Northern Virginia students continued to lead the state this year in achievement test scores, even though the rankings of some of the area's elementary school scores slipped along with the state rankings.
Arlington and Fairfax counties ranked among the top three school systems in the state in reading and mathematics scores at most of the grade levels tested, according to results released yesterday by the Virginia State Department of Education. Alexandria and Manassas Park scores ranked the lowest in Northern Virginia, but fell only slightly below the statewide averages.
Statewide, elementary score rankings in reading and math dropped, while secondary school rankings improved. Virginia students ranked above the national average on the standardized test in all areas except fourth grade reading.
"I'm encouraged, but not satisfied," said state Superintendent S. John Davis.

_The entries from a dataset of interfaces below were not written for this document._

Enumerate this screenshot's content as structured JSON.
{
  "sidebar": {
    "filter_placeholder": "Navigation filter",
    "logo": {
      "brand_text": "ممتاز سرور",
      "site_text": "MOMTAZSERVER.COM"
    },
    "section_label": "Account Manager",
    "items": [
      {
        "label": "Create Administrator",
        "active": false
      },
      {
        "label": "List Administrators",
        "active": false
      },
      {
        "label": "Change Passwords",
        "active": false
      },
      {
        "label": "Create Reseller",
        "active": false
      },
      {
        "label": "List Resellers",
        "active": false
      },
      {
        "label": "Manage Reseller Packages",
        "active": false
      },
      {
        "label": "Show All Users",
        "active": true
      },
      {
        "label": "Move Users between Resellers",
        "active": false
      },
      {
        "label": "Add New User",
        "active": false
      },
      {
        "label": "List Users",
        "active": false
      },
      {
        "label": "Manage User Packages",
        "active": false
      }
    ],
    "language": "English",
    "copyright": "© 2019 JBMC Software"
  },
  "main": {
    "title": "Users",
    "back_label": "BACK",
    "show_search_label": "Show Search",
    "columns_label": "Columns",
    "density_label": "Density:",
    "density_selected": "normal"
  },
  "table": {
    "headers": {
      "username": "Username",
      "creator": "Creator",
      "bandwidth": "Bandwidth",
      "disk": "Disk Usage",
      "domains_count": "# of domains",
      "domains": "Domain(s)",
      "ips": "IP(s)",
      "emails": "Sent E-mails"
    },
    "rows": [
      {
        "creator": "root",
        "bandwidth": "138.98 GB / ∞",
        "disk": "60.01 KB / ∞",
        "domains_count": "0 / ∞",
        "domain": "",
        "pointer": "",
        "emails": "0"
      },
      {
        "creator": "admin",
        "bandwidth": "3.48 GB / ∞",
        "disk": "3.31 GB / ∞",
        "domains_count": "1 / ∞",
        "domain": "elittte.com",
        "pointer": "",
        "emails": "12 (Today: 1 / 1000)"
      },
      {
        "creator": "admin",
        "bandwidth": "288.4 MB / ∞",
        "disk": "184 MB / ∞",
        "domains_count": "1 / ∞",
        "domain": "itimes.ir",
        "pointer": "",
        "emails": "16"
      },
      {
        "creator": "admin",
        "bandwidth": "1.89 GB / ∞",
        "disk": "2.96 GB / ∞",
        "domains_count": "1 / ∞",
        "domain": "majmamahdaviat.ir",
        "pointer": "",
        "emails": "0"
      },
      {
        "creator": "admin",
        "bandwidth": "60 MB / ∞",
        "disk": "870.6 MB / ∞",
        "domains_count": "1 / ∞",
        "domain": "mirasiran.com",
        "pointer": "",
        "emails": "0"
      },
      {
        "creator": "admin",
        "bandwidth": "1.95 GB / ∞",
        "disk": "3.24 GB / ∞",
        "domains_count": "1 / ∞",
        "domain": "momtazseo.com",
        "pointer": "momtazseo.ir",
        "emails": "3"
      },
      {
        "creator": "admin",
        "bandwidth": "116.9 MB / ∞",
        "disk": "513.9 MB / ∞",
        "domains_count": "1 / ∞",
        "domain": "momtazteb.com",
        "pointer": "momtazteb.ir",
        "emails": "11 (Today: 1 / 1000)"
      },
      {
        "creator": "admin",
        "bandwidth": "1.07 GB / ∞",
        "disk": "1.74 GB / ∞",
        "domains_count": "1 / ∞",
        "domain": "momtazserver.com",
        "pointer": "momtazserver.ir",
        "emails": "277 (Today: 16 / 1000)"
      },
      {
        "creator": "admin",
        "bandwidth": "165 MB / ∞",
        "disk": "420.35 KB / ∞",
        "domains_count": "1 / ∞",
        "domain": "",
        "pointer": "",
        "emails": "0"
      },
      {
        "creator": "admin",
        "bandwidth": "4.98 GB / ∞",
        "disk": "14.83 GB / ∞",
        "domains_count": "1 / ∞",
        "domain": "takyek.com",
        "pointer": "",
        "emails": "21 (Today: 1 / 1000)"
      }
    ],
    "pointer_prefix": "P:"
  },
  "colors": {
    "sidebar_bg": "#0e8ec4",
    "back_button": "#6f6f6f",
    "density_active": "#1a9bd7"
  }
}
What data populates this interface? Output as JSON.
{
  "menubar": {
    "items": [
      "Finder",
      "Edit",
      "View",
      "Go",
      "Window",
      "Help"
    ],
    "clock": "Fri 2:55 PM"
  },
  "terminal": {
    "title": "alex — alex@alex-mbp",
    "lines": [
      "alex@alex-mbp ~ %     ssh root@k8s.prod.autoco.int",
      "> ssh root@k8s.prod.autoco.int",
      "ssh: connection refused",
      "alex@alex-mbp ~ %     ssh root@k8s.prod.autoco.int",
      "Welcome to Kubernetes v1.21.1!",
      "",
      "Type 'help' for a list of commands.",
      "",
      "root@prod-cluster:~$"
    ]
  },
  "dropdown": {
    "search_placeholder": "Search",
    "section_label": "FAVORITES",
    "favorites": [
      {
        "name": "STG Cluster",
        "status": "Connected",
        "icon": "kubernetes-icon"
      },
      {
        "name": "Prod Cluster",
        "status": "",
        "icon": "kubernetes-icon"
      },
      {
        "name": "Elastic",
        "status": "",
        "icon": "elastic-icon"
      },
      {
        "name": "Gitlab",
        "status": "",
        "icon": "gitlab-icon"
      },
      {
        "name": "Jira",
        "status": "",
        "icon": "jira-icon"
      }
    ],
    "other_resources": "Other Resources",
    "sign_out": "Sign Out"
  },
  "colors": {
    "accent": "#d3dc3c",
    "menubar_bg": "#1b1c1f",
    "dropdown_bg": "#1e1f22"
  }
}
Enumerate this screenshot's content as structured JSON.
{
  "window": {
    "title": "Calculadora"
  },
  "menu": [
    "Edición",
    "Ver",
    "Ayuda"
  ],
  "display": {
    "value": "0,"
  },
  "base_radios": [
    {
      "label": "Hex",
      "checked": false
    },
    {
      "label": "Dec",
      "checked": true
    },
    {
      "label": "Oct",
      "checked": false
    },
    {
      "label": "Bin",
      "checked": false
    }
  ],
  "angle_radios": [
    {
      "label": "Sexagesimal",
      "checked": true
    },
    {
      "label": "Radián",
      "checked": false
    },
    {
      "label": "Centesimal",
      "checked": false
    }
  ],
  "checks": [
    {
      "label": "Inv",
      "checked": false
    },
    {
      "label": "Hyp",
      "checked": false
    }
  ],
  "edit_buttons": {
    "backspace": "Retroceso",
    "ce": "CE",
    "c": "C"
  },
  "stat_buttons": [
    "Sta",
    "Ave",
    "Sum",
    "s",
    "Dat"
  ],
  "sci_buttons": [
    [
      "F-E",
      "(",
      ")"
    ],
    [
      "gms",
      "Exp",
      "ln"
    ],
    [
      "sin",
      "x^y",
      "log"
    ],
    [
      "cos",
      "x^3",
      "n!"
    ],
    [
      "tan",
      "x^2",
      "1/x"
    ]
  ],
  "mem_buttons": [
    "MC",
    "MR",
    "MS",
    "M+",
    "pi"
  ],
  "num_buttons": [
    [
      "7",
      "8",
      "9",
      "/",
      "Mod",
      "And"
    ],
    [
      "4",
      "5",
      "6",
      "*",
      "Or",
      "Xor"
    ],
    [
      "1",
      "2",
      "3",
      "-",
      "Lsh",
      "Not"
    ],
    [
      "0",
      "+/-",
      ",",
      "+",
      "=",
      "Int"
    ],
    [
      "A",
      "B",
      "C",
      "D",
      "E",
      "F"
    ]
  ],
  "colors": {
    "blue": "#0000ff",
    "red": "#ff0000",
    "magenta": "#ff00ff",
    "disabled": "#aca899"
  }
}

Nationwide, elementary students have shown improvements over the last decade, while high school achievement has dropped, said Donald S. Sale, state testing supervisor. This year's test results showed that Virginia high school students have maintained higher achievement scores compared to the rest of the nation, while elementary students are progressing at about the same rate as the national average, Sale said.
Statewide, individual county's rankings of average test scores varied by as much as 70 points. One of the highest rankings was the 83rd percentile scored by Fairfax County eighth graders in math. That means the students performed in the top 17 percent of students in the nation on that section of the test. One of the lowest scores was the 13th percentile math ranking of 11th graders in Sussex and King and Queen counties.
In Alexandria, where rankings had been edging closer to Arlington and Fairfax averages over the past few years, students this year scored about 20 points below those in the neighboring districts. Fauquier and Loudoun counties continued to rank closer to the front-runners.
In the Falls Church school system--the smallest in the state--test scores were among the highest in Virginia. Eighth and 11th grade students scored in the top 25 percent of the nation in math.
The state used a new version of the standardized Scientific Research Associates (SRA) test this year, making comparisons to past years' scores difficult, state education officials said. But officials still drew these conclusions from the results:
* Fourth-grade reading scores dropped slightly relative to the nation, but rankings in math, language arts, social studies and science increased.
* Eighth graders showed some improvement in all areas, with the most in math, social studies and science.
* Eleventh-grade reading and language arts rankings remained the same, while social studies dipped and some gains were recorded in math and science.